From the listing below, pull each line that includes "placeholder".

• DATASET CONTENT:
►
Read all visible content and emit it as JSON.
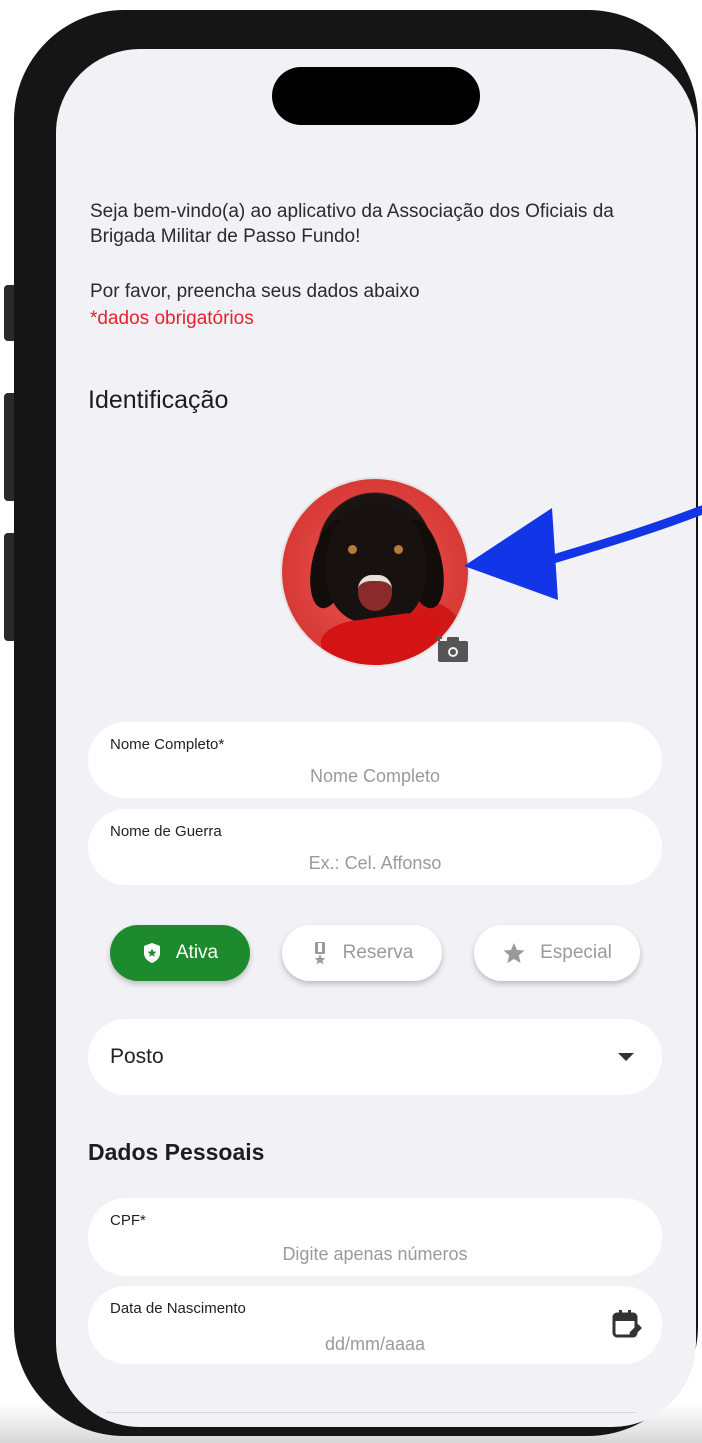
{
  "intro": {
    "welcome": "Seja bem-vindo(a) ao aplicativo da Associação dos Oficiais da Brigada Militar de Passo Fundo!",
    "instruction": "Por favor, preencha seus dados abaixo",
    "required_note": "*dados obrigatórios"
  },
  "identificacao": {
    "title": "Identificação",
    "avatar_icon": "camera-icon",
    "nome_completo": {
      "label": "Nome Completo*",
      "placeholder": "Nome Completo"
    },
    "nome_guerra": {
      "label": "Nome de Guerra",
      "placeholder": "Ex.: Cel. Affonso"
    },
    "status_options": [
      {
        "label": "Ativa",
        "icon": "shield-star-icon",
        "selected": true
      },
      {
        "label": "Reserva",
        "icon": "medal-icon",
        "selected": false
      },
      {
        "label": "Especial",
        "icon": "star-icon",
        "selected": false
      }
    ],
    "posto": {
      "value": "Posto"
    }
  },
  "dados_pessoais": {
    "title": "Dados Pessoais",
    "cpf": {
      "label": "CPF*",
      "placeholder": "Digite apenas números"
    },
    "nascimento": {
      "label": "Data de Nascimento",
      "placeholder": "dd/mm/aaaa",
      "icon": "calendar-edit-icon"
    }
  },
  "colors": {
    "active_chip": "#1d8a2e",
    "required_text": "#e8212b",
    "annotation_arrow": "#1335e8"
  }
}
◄
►
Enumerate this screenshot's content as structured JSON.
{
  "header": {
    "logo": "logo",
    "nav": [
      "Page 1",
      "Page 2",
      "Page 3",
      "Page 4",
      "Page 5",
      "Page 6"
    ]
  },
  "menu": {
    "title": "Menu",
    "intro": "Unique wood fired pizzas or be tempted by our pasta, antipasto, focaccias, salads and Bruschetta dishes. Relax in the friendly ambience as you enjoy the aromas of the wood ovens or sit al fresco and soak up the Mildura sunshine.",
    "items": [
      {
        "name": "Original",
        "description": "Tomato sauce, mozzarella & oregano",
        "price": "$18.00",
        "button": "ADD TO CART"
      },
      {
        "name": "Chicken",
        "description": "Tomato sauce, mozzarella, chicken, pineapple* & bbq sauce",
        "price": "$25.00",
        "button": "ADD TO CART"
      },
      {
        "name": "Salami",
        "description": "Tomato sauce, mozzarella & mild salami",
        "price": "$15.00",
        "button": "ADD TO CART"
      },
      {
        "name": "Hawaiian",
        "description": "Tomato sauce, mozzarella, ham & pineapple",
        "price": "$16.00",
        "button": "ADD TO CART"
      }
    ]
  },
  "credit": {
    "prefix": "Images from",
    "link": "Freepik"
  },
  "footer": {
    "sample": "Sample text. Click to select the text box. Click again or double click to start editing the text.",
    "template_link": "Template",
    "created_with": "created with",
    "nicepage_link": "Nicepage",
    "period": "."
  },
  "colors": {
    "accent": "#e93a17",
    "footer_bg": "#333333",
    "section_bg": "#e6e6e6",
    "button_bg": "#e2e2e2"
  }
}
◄
• OUTPUT:
      "placeholder": "Nome Completo"
      "placeholder": "Ex.: Cel. Affonso"
      "placeholder": "Digite apenas números"
      "placeholder": "dd/mm/aaaa",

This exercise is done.